One of the most important issues for urban mobility systems to reach their purpose of providing users with mobility and accessibility is the information provided to them about the services offered (Filipe and Macário, 2006). In the specific case of public transport the provision of information is critical not only to the ones that are already used with it, but also to those not familiar with. Information can be provided in many different forms ranging from printed media, such as timetables and maps, to verbal media like instructions or messages sent by the transit staff, as well as to electronic media such as real time display panels and on-line trip planners (Cain et al., 2007).
Transit maps are considered one of the most traditional means of providing information to users. They represent the public transport network and have the primary task of helping users navigate through it. Those maps are usually schematic diagrams that depict locations, directions and connections of service lines and stations, and do not normally include service information like travel time. The information associated with this kind of media is crucial to the user’s travel decision, serving as powerful planning tool to guide individual preference and to improve the overall system efficiency (Guo, 2011).
Although transit maps are considered the main trip planning media and the most popular amongst users, especially when there is no other source of information available (Cain et al., 2007), the differences between the design of the transit maps produced represent a barrier for an adequate reading by users.
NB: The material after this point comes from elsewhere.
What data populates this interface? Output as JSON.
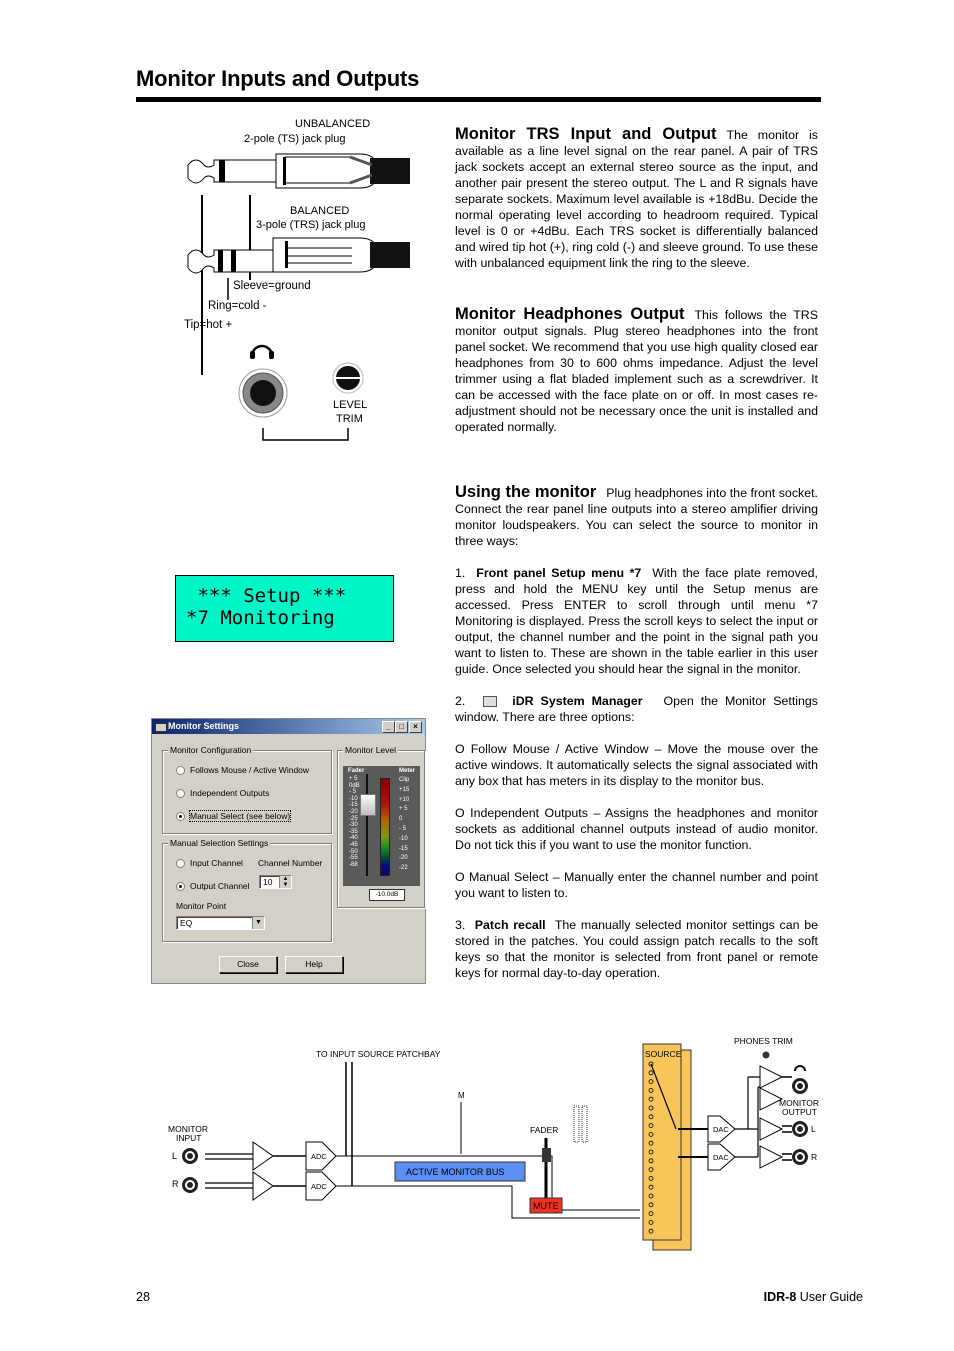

To overcome this issue some efforts have been developed, such as the NCTR guidebook, helping in the design of printed transit information material (Cain et al., 2008), the set of guidelines for the development of transit maps proposed by Allard (2009), as well as the research by Avelar (2002) and Avelar and Hurni (2006).
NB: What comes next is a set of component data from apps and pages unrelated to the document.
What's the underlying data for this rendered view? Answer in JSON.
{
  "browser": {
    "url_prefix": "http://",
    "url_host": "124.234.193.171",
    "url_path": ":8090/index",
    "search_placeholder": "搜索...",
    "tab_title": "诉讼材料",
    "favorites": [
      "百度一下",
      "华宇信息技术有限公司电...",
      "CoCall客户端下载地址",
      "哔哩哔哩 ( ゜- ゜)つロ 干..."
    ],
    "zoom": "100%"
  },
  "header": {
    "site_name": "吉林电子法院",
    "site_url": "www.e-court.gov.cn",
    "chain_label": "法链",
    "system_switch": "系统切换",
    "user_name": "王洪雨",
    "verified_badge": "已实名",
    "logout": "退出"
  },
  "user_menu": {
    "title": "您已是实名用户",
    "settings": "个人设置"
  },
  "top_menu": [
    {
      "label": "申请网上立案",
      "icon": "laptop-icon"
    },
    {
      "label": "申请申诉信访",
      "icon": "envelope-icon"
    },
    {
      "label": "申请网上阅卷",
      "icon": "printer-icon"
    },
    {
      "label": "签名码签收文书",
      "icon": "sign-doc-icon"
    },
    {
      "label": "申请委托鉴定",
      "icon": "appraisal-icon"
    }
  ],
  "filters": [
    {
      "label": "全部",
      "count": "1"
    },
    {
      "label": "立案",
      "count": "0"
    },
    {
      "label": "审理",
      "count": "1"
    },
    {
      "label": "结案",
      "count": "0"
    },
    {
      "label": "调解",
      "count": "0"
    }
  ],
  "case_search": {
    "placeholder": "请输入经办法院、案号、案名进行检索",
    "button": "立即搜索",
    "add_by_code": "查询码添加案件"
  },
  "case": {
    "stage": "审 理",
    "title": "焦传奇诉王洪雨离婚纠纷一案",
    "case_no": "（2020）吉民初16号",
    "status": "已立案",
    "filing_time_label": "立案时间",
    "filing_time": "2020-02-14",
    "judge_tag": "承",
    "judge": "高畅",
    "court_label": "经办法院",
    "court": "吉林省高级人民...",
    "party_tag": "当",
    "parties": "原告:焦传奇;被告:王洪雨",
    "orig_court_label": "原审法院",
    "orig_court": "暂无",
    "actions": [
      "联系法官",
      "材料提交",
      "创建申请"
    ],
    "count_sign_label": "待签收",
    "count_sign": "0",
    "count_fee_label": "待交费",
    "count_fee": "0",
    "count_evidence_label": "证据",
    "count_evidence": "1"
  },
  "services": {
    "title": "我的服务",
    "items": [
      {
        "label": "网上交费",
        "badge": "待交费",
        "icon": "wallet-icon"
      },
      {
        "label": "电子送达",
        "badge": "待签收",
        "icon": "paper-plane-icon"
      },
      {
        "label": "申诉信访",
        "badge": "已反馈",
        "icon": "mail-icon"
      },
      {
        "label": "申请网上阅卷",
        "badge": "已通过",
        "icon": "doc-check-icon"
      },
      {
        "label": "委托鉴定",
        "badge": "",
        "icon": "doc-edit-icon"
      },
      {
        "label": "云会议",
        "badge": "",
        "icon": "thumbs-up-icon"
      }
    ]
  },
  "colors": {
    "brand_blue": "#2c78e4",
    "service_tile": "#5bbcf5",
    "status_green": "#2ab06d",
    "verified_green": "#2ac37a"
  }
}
Besides the research focusing on the design of transit maps and the development of good practices for their construction, a new research field has emerged on the effects of transit maps on travel decisions (Guo, 2011). Its focus is related to the impact of transit maps on user perception and their usage of the system. That relationship might have significant implications for transit operation and planning, with transit maps serving as a potential planning tool to solve operational problems and improve system efficiency.
Some studies that investigate map effects on user choices have been developed in the last years. Vertesi (2008) analyzed the effects of schematic maps on people’s spatial cognition and their wayfinding behavior in London. Hochmair (2009) compared the effect of different transit map designs on route choices in Vienna and found that the inclusion of headway information on the maps favored the choice for faster routes. Raveau et al. (2011) investigated the impact of Santiago de Chile’s Metro map on its passengers’ route choice and found that the route directness and the angular cost depicted in the map do matter.
In the specific case of BRT systems the use of transit maps is still underexploited like in the majority of bus systems. This happens due to the high density of bus lines which makes difficult their representation and consequently the reading of the maps. However, as a BRT network has a structuring character in an urban mobility system, the representation of only its main (or trunk) lines allows a more efficient map design like the ones developed for Metrobús in Mexico City, TransMilenio in Bogotá or Curitiba’s RIT. Besides, as many of the BRT systems are still in their initial phase, having only one or two corridors in operation, development and implementation of maps in a progressive way to guide user navigation seems to be a promising activity also to promote this kind of systems.